» Task statement
Scan the data below. Pull out each line where "then" occurs.

» Data in this exercise

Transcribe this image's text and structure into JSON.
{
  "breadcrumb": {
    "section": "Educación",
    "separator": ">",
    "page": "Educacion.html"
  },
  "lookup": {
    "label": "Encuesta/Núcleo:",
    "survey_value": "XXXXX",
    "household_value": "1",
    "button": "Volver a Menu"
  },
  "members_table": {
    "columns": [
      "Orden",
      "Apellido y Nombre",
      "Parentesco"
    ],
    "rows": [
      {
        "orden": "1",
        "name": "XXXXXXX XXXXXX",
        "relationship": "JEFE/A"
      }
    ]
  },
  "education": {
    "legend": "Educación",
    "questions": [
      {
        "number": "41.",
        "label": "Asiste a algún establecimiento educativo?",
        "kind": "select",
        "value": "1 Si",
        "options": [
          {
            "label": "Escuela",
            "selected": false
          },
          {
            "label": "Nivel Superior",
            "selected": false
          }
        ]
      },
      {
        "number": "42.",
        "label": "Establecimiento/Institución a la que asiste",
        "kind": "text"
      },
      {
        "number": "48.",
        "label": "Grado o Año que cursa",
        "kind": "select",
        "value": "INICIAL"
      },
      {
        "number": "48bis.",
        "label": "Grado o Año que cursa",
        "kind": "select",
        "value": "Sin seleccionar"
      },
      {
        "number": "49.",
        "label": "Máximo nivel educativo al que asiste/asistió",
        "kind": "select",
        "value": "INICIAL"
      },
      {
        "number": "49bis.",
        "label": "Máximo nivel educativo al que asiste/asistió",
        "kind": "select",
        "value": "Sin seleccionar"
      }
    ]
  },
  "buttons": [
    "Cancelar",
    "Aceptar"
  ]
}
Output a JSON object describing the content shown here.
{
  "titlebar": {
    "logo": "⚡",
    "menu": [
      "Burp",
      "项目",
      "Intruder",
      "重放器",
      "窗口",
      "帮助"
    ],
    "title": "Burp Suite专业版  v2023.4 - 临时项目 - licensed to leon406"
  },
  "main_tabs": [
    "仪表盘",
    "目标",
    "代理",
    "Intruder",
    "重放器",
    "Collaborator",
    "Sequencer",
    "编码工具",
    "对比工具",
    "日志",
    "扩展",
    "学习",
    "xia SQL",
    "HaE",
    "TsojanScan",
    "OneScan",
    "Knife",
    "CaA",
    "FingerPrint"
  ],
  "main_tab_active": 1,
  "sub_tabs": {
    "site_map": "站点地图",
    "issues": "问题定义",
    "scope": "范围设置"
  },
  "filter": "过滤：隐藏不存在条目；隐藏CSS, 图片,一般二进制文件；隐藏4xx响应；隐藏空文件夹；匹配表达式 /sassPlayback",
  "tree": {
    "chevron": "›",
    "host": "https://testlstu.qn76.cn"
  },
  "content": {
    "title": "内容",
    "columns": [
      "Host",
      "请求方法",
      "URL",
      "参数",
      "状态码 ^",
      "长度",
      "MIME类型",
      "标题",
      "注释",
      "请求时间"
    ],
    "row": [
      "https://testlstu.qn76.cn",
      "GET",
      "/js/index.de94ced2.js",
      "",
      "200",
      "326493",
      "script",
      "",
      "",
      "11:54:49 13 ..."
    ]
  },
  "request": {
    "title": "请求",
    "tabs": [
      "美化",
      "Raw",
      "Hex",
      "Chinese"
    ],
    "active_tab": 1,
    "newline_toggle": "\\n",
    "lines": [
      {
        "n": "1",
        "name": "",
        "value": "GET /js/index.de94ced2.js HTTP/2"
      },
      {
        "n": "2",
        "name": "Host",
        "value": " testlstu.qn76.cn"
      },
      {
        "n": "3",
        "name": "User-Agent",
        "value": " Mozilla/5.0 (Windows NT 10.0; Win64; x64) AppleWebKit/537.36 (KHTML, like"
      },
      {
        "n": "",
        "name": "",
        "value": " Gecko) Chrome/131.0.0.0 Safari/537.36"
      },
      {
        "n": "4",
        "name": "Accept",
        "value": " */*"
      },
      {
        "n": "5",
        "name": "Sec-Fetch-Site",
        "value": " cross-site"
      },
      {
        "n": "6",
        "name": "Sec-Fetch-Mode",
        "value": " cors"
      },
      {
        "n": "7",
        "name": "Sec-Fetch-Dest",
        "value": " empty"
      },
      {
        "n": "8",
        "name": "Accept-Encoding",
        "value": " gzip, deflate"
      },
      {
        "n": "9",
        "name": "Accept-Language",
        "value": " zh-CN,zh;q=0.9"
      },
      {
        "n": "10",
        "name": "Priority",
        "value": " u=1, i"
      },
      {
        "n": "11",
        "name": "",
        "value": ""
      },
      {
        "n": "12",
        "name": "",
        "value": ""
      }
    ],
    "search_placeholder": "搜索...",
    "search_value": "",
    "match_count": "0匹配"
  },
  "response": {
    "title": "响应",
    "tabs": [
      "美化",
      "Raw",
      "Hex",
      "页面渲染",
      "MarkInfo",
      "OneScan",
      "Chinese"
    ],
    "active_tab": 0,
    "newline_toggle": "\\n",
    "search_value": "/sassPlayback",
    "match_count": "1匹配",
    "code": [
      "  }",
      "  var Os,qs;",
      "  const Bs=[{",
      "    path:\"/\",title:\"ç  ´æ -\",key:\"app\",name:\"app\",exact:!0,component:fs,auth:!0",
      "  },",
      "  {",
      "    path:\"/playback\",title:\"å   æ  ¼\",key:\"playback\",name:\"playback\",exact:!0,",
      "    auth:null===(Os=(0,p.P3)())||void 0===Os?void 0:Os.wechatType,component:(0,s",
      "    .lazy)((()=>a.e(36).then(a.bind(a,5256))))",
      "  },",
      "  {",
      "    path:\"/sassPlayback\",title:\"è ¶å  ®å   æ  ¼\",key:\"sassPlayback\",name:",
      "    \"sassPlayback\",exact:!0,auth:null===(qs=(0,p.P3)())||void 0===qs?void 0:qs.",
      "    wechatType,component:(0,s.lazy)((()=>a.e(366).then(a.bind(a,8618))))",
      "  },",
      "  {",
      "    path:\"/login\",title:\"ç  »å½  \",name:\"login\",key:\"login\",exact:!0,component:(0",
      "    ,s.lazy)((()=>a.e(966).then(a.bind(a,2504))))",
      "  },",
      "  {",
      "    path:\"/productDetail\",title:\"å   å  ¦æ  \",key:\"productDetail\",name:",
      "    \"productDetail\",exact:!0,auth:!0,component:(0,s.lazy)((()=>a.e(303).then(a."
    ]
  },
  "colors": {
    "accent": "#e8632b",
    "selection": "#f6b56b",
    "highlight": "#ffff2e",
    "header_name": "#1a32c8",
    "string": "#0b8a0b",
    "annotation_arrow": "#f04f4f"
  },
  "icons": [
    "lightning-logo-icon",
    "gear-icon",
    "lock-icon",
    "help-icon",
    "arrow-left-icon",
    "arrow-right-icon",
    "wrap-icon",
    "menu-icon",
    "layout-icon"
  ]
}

» Answer section
      "    .lazy)((()=>a.e(36).then(a.bind(a,5256))))",
      "    wechatType,component:(0,s.lazy)((()=>a.e(366).then(a.bind(a,8618))))",
      "    ,s.lazy)((()=>a.e(966).then(a.bind(a,2504))))",
      "    \"productDetail\",exact:!0,auth:!0,component:(0,s.lazy)((()=>a.e(303).then(a."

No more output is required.